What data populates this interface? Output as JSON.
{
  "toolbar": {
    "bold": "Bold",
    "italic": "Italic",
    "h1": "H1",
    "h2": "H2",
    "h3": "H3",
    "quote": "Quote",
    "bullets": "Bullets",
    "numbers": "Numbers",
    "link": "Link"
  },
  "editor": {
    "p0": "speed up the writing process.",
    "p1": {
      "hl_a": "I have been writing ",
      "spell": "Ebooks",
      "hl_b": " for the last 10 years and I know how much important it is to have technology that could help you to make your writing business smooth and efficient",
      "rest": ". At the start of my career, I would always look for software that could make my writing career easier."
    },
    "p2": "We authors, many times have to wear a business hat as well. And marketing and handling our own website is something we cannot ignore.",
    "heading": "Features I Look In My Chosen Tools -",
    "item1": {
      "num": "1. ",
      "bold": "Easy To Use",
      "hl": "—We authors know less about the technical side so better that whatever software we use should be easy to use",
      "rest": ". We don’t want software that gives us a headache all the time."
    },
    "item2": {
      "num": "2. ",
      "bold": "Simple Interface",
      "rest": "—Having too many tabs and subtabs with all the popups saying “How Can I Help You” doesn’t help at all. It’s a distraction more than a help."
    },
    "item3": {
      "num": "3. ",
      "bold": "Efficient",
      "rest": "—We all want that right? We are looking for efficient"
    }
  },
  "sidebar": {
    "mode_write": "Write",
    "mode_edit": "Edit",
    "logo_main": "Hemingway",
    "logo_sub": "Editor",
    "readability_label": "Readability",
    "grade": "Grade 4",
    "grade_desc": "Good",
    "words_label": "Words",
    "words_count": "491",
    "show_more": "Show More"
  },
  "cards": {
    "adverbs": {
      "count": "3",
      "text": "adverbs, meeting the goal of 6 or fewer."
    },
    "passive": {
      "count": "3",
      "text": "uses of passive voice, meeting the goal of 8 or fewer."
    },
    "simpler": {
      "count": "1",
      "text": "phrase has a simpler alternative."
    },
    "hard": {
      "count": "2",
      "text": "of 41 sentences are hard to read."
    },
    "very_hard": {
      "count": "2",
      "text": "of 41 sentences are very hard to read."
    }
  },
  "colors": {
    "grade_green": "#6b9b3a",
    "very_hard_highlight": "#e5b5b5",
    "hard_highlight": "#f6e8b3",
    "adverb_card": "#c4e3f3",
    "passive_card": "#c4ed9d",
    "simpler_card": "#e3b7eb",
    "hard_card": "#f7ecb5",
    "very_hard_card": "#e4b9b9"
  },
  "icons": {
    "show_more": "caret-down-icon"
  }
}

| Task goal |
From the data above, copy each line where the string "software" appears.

| Output for this exercise |
      "rest": ". At the start of my career, I would always look for software that could make my writing career easier."
      "hl": "—We authors know less about the technical side so better that whatever software we use should be easy to use",
      "rest": ". We don’t want software that gives us a headache all the time."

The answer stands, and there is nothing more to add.